Its good to see a PAS with balls at last defending the archaeological resource for the whole of society and not "partnering" the exploitive minority who want to pocket the lot. Of course that's not the effete, jobsworth British Portable Antiquities Scheme, which only very unwillingly opposes anything at all said or done by artefact hunters, this is the Pensacola Archaeological Society (a Chapter of the Florida Anthropological Society) which is standing up for preservation. For the discussion generally, see Kristina Killgrove, 'Florida Archaeologists Condemn Proposed 'Citizen Archaeology' Permit', Forbes Jan 13, 2016. Killgroves' comments on Florida's IFP are directly applicable to the British Portable Antiquities Scheme:
The Isolated Finds Program was discontinued in 2005 and considered by many to be a total failure. The program cost the state more money than it brought in through application fees. It also failed to produce a list of sites reported by those collecting artifacts. Even when land managers directly observed people collecting artifacts, only 20% of the collectors followed through by reporting site location.
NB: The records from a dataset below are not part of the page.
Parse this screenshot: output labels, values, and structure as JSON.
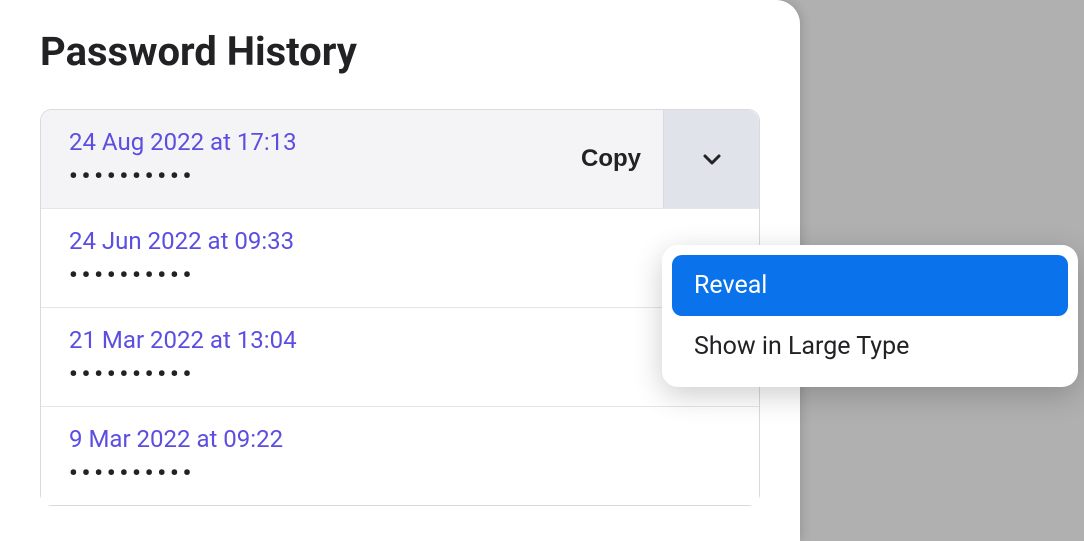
{
  "title": "Password History",
  "copy_label": "Copy",
  "entries": [
    {
      "date": "24 Aug 2022 at 17:13",
      "masked": "••••••••••"
    },
    {
      "date": "24 Jun 2022 at 09:33",
      "masked": "••••••••••"
    },
    {
      "date": "21 Mar 2022 at 13:04",
      "masked": "••••••••••"
    },
    {
      "date": "9 Mar 2022 at 09:22",
      "masked": "••••••••••"
    }
  ],
  "menu": {
    "reveal": "Reveal",
    "large_type": "Show in Large Type"
  }
}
It further confused the distinction between where collecting was legal on state land and where it was illegal by federal law or local ordinance protection.I note that the US antiquities trade lobbyists who insist other nations adopt the collector-friendly "British system" are keeping out of the debate about such approaches applied to the Homeland archaeological resources.